If scientists in England can cause 'Climategate' to occur because of intentional skewing of data, should we really buy any results about the climate and our effect on it (AGW) given that this university is driving distance from the University of East Anglia? I wouldn't trust it, and I would expect the UN after having instigated the IPCC into manipulating and cherry picking data to show a false prediction, that the UN would simply throw more money at independent peer reviewers to push their agenda and SCAM forward, and to fool us even further into thinking that we are a co2 releasing parasite on this planet.

The UN is the Rothschild' puppet.
The IMF is owned by Rothschild and the people who profit from AGW co-incidentally push this belief and the whole carbon trading scam.

The UN is not to be trusted, this is why they make mistakes such as pushing a swine flu vaccine through the WHO. They only want world government and world tax, as laid out in the Copenhagen agreement.

More news stories

China says massive area of its soil polluted

A huge area of China's soil covering more than twice the size of Spain is estimated to be polluted, the government said Thursday, announcing findings of a survey previously kept secret.

UN weather agency warns of 'El Nino' this year

The UN weather agency Tuesday warned there was a good chance of an "El Nino" climate phenomenon in the Pacific Ocean this year, bringing droughts and heavy rainfall to the rest of the world.

Poll: Big Bang a big question for most Americans

Few Americans question that smoking causes cancer. But they have more skepticism than confidence in global warming, the age of the Earth and evolution and have the most trouble believing a Big Bang created the universe 13.8 ...

Making graphene in your kitchen

Graphene has been touted as a wonder material—the world's thinnest substance, but super-strong.
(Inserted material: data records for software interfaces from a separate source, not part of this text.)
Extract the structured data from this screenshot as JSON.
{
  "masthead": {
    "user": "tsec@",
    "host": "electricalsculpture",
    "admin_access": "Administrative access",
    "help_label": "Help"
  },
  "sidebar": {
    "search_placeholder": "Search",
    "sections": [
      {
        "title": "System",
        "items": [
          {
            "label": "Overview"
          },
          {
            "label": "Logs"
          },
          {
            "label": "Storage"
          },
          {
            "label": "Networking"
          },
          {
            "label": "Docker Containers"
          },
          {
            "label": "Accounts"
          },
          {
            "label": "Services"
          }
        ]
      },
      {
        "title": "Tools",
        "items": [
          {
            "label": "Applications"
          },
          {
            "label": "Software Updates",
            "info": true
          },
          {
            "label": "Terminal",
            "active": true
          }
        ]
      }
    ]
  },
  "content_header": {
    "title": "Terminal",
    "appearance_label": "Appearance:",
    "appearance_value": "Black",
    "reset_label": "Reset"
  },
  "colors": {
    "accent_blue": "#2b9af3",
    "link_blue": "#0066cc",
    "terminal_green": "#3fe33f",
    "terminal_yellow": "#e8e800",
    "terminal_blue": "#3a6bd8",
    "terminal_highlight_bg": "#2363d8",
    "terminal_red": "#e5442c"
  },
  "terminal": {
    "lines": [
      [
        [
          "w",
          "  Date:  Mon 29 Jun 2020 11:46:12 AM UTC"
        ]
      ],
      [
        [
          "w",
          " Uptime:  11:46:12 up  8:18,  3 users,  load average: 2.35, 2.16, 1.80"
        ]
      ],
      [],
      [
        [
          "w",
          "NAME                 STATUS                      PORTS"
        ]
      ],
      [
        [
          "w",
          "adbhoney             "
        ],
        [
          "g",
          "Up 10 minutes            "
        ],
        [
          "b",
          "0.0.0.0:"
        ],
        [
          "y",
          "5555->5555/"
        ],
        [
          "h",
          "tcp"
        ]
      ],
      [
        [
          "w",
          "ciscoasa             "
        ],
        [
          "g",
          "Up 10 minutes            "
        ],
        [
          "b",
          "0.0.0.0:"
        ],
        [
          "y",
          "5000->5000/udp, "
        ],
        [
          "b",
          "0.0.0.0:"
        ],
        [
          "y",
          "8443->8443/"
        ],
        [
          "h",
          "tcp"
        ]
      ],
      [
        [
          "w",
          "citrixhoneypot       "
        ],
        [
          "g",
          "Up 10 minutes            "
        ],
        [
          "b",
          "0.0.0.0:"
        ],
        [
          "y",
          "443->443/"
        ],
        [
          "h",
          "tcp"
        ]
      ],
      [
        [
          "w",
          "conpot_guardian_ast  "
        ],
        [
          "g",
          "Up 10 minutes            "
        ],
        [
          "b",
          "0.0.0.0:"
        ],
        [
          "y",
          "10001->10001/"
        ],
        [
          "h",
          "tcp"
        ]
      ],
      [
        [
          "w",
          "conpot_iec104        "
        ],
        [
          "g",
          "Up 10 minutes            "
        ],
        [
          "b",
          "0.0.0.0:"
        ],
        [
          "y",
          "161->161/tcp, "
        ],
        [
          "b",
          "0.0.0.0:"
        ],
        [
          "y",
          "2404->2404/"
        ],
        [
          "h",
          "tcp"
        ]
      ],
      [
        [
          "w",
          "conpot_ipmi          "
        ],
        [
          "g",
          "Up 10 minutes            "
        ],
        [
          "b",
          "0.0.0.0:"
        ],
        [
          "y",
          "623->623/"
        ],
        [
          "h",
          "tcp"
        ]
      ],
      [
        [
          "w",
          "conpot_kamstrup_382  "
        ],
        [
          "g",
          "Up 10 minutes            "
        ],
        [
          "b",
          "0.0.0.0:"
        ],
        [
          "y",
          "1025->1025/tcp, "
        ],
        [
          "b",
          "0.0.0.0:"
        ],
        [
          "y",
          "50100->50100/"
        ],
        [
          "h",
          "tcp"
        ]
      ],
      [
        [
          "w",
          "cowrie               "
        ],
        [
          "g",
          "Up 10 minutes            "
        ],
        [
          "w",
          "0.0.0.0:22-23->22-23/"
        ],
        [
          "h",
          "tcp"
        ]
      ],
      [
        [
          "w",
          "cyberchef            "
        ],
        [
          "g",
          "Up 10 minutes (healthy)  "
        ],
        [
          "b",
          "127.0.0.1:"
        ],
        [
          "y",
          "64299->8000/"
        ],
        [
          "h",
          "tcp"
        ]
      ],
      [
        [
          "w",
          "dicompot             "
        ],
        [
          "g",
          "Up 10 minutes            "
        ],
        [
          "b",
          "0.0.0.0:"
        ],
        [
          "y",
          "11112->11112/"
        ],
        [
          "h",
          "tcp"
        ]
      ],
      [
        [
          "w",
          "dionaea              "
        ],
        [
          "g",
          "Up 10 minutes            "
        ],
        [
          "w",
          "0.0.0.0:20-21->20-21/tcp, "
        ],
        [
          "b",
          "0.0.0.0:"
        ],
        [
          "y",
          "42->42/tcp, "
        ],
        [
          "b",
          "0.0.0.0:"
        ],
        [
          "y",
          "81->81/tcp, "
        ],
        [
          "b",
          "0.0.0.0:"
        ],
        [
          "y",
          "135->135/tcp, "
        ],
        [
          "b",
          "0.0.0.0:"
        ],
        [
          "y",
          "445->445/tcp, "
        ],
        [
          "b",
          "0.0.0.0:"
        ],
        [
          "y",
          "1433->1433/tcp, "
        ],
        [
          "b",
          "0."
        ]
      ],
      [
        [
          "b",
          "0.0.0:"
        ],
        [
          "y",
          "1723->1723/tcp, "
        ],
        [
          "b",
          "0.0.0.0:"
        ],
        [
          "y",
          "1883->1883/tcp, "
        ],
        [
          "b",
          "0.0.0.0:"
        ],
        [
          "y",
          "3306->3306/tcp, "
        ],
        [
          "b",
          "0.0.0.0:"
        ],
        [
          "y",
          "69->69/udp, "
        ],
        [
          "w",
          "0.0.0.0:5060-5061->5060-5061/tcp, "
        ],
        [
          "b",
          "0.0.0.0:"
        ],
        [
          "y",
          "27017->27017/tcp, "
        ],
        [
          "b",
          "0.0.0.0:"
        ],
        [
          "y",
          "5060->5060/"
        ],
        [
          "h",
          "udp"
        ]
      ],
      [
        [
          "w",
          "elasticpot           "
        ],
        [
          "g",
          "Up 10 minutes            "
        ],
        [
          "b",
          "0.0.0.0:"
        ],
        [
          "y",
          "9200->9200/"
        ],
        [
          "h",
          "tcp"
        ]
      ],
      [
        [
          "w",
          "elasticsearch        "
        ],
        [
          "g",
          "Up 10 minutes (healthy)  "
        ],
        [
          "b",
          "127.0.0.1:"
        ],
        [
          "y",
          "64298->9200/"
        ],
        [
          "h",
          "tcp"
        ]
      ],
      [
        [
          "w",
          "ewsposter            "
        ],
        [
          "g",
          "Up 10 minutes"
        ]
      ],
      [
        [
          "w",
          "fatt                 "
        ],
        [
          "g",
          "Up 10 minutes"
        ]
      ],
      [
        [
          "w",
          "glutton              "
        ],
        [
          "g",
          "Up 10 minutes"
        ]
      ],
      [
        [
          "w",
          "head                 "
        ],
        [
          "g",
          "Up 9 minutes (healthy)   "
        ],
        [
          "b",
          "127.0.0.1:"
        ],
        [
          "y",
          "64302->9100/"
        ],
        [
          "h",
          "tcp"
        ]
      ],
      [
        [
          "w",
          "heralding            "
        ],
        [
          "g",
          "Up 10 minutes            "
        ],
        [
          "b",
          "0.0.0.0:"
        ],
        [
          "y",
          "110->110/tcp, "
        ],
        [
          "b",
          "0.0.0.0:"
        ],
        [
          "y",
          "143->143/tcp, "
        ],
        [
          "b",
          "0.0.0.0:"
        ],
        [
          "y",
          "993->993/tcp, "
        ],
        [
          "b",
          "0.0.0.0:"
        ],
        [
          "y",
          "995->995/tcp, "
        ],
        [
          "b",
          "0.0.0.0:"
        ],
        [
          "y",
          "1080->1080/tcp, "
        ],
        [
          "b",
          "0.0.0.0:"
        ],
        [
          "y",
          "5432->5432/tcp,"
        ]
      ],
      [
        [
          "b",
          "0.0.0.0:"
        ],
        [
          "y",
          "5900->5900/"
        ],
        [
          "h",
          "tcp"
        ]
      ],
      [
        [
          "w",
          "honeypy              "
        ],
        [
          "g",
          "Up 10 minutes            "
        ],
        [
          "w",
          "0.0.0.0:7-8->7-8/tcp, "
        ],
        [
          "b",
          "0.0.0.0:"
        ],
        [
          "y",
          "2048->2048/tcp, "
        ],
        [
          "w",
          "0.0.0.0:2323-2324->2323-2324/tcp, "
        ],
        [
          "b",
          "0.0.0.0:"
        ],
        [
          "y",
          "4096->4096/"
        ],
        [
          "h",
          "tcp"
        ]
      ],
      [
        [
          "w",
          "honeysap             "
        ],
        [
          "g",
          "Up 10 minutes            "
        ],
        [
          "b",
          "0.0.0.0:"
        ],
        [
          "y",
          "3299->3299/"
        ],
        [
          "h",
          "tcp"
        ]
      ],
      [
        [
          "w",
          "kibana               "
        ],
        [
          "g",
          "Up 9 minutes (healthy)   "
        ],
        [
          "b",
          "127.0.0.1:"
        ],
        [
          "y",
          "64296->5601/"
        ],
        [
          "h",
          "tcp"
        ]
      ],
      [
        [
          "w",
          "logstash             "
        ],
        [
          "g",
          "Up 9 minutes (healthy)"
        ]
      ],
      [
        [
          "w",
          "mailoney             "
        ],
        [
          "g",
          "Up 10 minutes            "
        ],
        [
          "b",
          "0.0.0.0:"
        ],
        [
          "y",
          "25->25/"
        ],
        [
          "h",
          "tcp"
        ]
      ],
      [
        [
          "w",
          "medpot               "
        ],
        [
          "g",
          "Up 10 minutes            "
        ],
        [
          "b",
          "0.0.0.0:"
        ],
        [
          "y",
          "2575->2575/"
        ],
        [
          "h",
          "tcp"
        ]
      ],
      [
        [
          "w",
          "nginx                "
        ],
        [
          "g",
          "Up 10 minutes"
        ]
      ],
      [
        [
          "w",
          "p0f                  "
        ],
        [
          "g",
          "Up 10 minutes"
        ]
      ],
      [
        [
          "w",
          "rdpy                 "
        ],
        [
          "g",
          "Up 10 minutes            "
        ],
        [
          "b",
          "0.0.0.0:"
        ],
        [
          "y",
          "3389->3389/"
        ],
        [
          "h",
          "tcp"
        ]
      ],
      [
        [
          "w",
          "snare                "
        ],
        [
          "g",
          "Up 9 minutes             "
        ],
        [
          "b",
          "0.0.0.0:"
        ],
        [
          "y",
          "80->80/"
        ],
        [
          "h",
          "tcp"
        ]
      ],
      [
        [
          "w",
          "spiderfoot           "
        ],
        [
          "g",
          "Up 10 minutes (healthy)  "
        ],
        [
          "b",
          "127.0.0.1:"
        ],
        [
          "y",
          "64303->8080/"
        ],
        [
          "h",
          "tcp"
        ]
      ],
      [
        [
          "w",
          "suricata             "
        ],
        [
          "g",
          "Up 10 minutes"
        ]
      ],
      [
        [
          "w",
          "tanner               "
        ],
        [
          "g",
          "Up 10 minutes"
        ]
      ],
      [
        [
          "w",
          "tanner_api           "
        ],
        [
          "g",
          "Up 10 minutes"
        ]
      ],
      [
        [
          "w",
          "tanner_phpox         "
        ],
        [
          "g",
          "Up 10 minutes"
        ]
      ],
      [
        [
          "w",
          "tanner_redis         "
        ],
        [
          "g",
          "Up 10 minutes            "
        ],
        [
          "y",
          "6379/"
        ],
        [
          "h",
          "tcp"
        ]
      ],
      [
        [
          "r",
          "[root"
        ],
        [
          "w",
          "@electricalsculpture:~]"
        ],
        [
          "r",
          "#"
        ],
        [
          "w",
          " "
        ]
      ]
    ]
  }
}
Now scientists say it is so easy to make you could produce some in your kitchen.